The Oregon (Oswego) Furnace is the only surviving charcoal iron furnace in the western United States.
On January 26, 1864, Henry Dodge Green bought four acres for the Oregon Iron Company smelter site. On February 23/24, 1865, prompted by the earlier discovery of iron ore in the Tualatin Valley, the Oregon Iron Co. was incorporated. Within two years the first blast furnace on the west coast was built, patterned after the arched furnaces common in northwestern (Salisbury) Connecticut. Other companies such as the Oswego Iron Company and the Oregon Iron and Steel Company (OI&S) followed. These companies were intent on making Oswego into the "Pittsburgh of the West".
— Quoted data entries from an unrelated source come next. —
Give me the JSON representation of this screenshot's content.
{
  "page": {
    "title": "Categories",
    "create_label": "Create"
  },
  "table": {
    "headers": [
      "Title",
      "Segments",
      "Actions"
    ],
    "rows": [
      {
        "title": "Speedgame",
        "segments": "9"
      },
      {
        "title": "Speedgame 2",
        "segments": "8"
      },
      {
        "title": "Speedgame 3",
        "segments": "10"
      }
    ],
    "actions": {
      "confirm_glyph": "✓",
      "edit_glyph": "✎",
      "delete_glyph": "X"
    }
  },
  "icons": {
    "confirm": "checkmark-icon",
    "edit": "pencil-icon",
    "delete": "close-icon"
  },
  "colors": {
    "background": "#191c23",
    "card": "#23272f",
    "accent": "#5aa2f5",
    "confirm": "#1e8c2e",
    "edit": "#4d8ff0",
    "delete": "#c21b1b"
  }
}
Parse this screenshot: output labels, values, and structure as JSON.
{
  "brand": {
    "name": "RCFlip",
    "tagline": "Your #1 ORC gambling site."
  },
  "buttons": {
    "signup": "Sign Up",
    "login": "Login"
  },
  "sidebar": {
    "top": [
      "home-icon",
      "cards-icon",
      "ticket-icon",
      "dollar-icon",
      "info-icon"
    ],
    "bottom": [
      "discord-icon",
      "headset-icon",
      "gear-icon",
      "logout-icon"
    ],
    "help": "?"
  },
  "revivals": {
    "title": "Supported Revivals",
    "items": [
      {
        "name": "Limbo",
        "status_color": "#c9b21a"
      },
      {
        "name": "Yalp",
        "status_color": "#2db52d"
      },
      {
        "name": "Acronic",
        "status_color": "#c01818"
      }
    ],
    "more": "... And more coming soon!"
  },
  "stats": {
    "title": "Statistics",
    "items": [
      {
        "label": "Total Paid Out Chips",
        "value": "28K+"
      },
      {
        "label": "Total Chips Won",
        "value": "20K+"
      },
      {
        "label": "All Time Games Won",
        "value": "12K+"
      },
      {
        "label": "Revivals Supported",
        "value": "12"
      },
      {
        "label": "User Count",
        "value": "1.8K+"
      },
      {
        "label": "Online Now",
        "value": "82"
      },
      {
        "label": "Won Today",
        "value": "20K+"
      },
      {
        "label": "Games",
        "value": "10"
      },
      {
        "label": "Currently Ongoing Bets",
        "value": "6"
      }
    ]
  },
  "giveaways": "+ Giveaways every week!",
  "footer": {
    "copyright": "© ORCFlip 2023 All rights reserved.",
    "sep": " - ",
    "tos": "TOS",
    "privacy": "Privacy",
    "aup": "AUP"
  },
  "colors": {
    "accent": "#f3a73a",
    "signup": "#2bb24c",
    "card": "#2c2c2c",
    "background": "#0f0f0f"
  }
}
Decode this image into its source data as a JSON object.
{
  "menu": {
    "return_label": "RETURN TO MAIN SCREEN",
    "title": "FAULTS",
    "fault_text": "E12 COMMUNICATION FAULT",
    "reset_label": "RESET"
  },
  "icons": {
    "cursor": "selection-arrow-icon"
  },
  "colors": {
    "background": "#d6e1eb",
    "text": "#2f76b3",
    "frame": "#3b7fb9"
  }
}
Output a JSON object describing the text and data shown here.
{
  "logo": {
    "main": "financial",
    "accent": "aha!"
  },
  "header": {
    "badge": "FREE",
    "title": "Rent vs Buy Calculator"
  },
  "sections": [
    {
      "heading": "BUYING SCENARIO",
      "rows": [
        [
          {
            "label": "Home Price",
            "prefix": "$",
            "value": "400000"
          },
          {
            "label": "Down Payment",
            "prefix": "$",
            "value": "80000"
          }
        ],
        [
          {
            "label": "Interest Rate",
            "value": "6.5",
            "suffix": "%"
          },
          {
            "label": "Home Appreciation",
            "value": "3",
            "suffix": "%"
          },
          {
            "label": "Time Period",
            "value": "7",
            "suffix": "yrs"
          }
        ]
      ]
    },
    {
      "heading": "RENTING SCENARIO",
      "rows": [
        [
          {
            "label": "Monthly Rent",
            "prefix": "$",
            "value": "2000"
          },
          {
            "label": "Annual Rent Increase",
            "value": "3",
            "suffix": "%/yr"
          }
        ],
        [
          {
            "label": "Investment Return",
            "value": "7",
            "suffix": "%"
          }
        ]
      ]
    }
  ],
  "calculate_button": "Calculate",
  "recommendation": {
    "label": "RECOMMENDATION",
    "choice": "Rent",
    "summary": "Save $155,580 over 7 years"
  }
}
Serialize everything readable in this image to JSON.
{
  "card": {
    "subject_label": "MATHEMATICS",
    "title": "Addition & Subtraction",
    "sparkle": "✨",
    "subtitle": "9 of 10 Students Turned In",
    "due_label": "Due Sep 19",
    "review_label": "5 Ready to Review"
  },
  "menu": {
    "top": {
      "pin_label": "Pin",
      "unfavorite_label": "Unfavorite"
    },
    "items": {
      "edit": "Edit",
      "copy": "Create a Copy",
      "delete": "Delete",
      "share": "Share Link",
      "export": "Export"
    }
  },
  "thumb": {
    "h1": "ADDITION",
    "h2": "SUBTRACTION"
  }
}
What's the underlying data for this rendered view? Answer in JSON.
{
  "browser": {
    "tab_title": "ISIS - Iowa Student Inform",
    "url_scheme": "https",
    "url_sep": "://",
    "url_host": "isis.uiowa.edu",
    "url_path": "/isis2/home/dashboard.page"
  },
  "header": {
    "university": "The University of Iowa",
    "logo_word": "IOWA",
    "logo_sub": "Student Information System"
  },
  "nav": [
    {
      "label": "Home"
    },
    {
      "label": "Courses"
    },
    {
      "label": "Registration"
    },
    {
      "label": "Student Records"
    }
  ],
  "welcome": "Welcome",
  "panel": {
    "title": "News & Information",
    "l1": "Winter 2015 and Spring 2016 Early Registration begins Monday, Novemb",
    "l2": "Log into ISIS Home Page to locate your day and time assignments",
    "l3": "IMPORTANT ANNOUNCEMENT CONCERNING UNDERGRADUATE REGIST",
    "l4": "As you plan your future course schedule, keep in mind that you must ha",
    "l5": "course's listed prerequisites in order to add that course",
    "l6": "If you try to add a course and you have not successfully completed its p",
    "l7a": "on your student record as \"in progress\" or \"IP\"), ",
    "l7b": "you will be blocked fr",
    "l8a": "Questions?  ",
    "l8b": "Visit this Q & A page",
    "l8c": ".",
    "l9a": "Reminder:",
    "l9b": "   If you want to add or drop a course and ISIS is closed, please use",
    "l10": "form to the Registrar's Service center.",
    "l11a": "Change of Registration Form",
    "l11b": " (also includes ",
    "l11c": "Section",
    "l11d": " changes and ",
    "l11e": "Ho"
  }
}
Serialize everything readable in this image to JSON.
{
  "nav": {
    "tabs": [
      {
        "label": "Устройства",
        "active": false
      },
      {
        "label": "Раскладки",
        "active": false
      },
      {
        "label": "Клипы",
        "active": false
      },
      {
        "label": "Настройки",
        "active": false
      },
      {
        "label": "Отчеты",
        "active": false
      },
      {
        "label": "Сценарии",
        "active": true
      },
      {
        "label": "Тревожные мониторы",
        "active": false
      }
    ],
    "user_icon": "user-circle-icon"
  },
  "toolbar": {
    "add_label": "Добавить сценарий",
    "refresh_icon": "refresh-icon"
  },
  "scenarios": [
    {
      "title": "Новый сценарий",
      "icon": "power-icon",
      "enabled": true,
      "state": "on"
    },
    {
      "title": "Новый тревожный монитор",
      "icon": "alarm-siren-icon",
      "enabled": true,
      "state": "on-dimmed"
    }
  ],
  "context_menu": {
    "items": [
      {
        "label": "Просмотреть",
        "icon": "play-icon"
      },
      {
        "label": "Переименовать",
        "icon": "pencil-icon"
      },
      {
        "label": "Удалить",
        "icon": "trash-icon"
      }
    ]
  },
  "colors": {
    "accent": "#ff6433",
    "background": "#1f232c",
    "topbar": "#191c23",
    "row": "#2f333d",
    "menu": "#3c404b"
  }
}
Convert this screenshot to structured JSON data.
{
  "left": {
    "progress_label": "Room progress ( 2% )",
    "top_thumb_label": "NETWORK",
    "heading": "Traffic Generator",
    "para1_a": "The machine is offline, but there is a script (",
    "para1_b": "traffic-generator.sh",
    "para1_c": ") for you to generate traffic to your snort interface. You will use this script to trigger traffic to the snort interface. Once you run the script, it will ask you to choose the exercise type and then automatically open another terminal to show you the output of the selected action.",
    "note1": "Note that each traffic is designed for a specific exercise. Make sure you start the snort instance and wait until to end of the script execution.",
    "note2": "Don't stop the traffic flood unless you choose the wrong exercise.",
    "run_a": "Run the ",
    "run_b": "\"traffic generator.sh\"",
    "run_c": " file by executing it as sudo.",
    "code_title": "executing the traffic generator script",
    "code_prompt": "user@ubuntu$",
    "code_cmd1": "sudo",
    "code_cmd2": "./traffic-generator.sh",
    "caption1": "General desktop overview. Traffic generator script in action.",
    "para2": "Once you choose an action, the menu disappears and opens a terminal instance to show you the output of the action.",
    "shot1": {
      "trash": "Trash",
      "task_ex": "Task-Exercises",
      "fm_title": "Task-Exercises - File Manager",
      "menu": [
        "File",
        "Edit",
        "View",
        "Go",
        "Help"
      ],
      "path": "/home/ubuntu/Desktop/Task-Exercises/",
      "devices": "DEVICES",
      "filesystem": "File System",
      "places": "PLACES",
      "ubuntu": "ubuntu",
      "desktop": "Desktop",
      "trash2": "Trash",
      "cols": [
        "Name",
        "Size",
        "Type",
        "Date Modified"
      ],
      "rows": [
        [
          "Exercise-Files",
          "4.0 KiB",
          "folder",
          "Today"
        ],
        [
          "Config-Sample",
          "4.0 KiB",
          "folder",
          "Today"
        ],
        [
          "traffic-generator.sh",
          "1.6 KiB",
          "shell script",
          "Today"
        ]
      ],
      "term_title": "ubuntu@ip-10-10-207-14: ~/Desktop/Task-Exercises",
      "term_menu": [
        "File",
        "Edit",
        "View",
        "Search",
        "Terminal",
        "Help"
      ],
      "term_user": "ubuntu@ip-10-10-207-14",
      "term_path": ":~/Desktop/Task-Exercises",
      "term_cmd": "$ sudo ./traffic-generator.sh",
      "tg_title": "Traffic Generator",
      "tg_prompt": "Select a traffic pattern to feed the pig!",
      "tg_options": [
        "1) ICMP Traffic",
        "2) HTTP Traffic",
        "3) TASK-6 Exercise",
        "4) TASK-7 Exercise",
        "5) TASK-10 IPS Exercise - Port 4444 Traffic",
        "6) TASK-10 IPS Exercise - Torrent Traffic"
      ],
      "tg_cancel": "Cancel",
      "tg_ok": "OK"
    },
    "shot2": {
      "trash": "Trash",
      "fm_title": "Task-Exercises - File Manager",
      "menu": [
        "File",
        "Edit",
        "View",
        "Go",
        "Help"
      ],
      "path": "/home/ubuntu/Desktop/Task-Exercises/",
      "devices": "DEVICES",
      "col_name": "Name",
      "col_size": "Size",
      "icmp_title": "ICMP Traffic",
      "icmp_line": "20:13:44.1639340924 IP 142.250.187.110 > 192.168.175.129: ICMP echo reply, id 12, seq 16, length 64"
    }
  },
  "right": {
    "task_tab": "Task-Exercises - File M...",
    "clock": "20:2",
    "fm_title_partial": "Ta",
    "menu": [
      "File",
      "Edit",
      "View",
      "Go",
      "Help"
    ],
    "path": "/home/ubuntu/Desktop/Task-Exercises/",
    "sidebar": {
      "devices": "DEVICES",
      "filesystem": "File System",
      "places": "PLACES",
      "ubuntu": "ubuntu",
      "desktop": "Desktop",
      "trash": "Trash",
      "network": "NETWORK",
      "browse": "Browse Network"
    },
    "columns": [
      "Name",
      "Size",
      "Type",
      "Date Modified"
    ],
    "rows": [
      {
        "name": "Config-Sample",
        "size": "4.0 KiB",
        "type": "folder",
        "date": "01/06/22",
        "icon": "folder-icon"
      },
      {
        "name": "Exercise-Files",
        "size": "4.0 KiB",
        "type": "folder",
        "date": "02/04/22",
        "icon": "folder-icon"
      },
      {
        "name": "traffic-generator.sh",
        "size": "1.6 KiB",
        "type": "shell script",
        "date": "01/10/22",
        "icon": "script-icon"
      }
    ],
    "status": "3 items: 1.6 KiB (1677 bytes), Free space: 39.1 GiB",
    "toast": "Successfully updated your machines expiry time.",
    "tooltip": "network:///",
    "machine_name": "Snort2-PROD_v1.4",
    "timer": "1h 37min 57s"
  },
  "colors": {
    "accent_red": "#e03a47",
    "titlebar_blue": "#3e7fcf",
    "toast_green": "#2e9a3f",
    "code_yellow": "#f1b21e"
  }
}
On April 1, 1866, George Wilbur from Connecticut contracted to build Oregon Iron Co. furnace. In 1867, the case of Oswego Milling Co. v. Oregon Iron Co. dealt with the Water rights dispute per dam on west end of "Sucker" Lake (now Oswego Lake).
In 1877, the case of Oswego Iron Co. (Samuel H. Brown, Ernest W. Crichton) v. Oregon Iron Co. dealt with the Foreclosure of Oregon Iron Co. Assets auctioned to Brown & Crichton. On March 8, 1878, Oswego Iron Company was incorporated by Brown & Crichton (Oregon Iron Co. assets from sheriff's auction).
In 1879, Bishop Scott sold 446 acre parcel to Oswego Iron Co. (Brown & Crichton). In 1880, Oswego Iron Co. sold to Simeon Gannett Reed (Oregon Iron & Steel Co.). In April 22, 1882, Oregon Iron & Steel was incorporated.
The Portland and Willamette Valley Railroad (P&WVR) arrived in Oswego in 1886/1887. A seven-mile-long line provided Oswego with a direct link to Portland (Elk Rock) (Closely held by Oregon Iron & Steel principals). Prior to this, access to Oswego was limited to primitive roads and river boats. The railroad's arrival promoted residential development along its path, which enabled the town to grow beyond its industrial roots.
In 1888, the Second Smelter, Oregon Iron & Steel Co. was operational (furnace blown in October). By 1890, the industry had the capacity to produce 12,305 tons of pig iron, and at its peak provided employment to around 300 men. The success of this industry greatly stimulated the development of Oswego, which by this time had four general stores, a bank, two barber shops, two hotels, three churches, nine saloons, a drugstore, and even an opera house.
However, the continued expansion of the National freight railroad system gave easy local access to cheaper and higher quality iron from the Great Lakes region. This ultimately led to Oswego industry's demise. In 1894, the Second Smelter, Oregon Iron & Steel Co. was closed. Oregon Portland Cement Co. bought the second smelter site in 1916.
Instructions for logging waymark: A photograph is required of you (or your GPS receiver, if you are waymarking solo) and the place.